Experts determine validity of Tskaltubo Spa Resort

GNTA: “It had realized only 5% of Tskaltubo’s medical tourism potential.” Getty Images, 02 Jun 2014 - 13:47, Tbilisi,Georgia

A feasibility study to determine the validity of the Tskaltubo Spa Resort in, in western Georgia, is being prepared for investors.

International tourism and consulting company Kohl & Partner will conduct the study, which will give investors accurate and objective information to help them make their best financial decisions.

Kohl & Partner signed an agreement with the Partnership Fund (PF), a state-owned shareholding company of Georgia, in Tbilisi on Friday to prepare a development concept of the resort.

The Fund’s chief executive officer, Irakli Kovzanadze, believed by this autumn the Fund would have a clear picture of how to develop the resort, which had the potential to cater for 15,000 tourists on a daily basis in past years.

"The study will include technical-economic analyses, the possible development of state assets, technical studies of mineral resources as well as an infrastructure renovation plan,” Kovzanadze said. 

Tskhaltubo Spa Resort is famous for its radon-carbonate mineral springs, whose natural temperature enables the water to be used without preliminary heating. The resort’s website said its unique water had been known for its healing properties and could cure several diseases including heart disease, nervous system disorders, gynecological issues, skin diseases and more.

Tskaltubo was a booming tourism destination in Soviet times, as it was the last stop on the train from Moscow.

In 1989, almost 6,000 people stayed in one of Tskaltubo’s 22 sanatoriums. At that time, the region received 500,000 visitors annually.

The current state of the sanatorium entrance in Tskaltubo. Photo by T.Khurtsia

Georgia’s National Tourism Administration (GNTA), said only 5 percent of Tskaltubo’s medical tourism potential had been realized.

Currently, only one hotel of 22 accommodation suppliers was currently operating. Previously, they were all in full use.

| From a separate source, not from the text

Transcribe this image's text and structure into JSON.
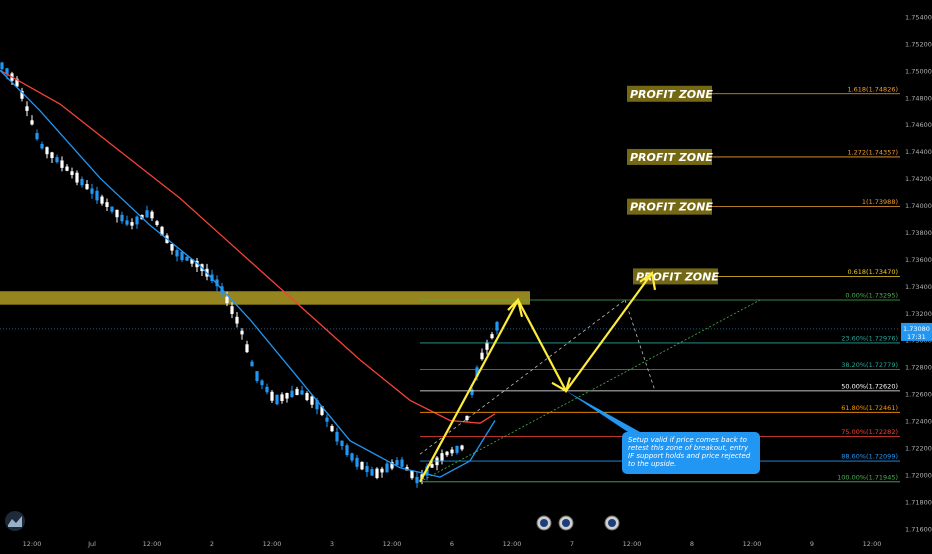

GNTA claimed last year 95 percent of resort guests were international visitors from Kazakhstan, Russia, Ukraine, Azerbaijan and other nations.